Posted August 8, 2017 by Chris Hick in Film Reviews
 
 

Edward and Caroline (1951) DVD Review


Released by Studiocanal in their Vintage World Cinema label are four films by Jacques Becker who as a director is overlooked when compared to some of his other compatriots. The earliest of the films released on this set is Edward and Caroline (Édouard et Caroline) (1951), a light drawing room drama with some interesting insights into male/female relationships and as the title informs us is about a couple specifically.
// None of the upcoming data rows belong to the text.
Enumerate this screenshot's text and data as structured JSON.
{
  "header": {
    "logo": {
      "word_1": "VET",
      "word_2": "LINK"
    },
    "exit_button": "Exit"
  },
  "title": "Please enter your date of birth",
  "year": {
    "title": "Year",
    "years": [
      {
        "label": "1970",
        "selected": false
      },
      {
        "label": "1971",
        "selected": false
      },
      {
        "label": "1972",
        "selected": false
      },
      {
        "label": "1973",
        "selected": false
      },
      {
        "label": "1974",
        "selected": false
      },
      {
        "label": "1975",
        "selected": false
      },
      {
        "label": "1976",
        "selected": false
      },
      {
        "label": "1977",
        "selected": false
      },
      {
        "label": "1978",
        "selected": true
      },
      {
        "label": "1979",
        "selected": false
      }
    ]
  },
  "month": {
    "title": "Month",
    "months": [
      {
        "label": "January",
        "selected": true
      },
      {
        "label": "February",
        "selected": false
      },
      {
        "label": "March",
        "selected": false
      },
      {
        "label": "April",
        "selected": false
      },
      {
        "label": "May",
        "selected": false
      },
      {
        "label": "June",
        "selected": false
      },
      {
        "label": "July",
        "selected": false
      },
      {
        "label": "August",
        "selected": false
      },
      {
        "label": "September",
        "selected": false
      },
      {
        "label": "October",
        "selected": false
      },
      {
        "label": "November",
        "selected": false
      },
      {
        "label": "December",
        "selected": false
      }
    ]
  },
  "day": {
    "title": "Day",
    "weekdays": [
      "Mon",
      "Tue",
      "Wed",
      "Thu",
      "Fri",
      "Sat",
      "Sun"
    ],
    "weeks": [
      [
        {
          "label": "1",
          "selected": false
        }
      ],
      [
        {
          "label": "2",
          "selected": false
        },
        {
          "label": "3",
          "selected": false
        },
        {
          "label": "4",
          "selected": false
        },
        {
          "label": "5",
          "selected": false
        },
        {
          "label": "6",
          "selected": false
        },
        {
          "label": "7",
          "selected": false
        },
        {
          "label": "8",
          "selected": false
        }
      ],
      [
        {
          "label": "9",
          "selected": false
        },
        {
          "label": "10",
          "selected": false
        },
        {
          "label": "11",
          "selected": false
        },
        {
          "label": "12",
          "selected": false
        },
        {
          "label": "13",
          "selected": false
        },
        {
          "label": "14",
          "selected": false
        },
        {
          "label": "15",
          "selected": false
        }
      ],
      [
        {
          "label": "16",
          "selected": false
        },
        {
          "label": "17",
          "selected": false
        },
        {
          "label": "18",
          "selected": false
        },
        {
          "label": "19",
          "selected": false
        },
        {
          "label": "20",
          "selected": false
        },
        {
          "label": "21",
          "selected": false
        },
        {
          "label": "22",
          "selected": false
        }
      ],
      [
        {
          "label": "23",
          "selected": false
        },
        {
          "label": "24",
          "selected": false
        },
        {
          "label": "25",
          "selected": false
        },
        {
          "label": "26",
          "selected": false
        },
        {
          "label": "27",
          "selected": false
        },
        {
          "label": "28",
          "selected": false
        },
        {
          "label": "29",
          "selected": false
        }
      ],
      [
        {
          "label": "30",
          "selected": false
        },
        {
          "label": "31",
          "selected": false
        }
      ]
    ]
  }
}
Becker began his career as an assistant director to Jean Renoir, a director that he much admired. Films he worked with Renoir on include such classics as La Grande Illusion (1938) and La Règle du Jeu (1939). Though he continued to work during the Nazi occupation of France during the Second World War he did get his first opportunities to director. Of course Edward and Caroline was made some six years after the war and was an early classic of his, although his breakthrough film had been his previous film, Rendezvous in July (1949). This film is really only set in two very contrasting rooms: the garrett like apartment Édouard and Caroline live in as a young couple and the haute bourgeois apartment that Caroline’s parents live in (we only see the streets of Paris twice – once in the opening shot through the couple’s window and again in the last shot of the film, again through the couple’s window).

The story opens with the young couple Édouard (Daniel Gélin) and Caroline (Anne Vernon) getting ready for the evening. They live in a small studio room with a piano in it. Édouard is frantically looking for a waistcoat for he is preparing as a talented pianist to perform in front of his father-in-law and his bourgeois friends. Caroline calls her cousin, Alain (Jacques François) who Édouard is jealous of and cannot stand to borrow a dinner jacket waistcoat from. Meanwhile Caroline tries on her dress but thinks it looks too conservative and decides to do some modifications herself while Édouard pops out. When he returns he is furious that she has butchered her dress to make it more chic. A row ensues with Édouard slapping Caroline across the face. The line has been crossed for Caroline and she refuses to go while Édouard goes to his father-in-law’s (Jean Galland) and performs in front of the bourgeois party where he makes his excuses for Caroline’s absence. But will his irascible temper get the better of him at the party?

 

Becker’s script was written with Annette Wadeamant who was in a relationship with Becker. This was her first script and she brought into the role many of the tensions in their own relationship. The plot of Edward and Caroline is undeniably thin, but there are two elements that run all the way through the film – the contrast in their relationships and the difference in class. Caroline is laid back and from a bourgeois family. Édouard, meanwhile, is the feisty artist, a moody pianist who clearly looks uncomfortable among the bourgeoisie he so needs. Ironically it is the American who provides the opportunity Édouard so needs. Becker clearly identifies himself with the pianist as the artist. This is played out well in the scene in which Édouard plays a Chopin piece in front of the bourgeoisie party guests when he walks away from the piano disturbed by the events with Caroline. The tension is broken with another of the guests sitting at the piano and playing a jolly jazz piece with the other guests joining in with a silly dance.

But it is the relationship between Édouard and Caroline that runs through the film. This is a first rate battle of the sexes comedy that has clearly taken its inspiration from classic Hollywood screwball comedies. It takes the battle to a different level though, with the slap on Caroline’s face as a central moment of violence. Towards the end of the film Édouard also threatens to rape Caroline. Of course he is half joking, but never the less this is strong language given when this film was made.

As with all the films in the four Becker films released there are plenty of extras, including an interview with French film scholar, Ginette Vincendeau, an interview with Becker on music and a contemporary documentary about the making of the film.

Chris Hick


Chris Hick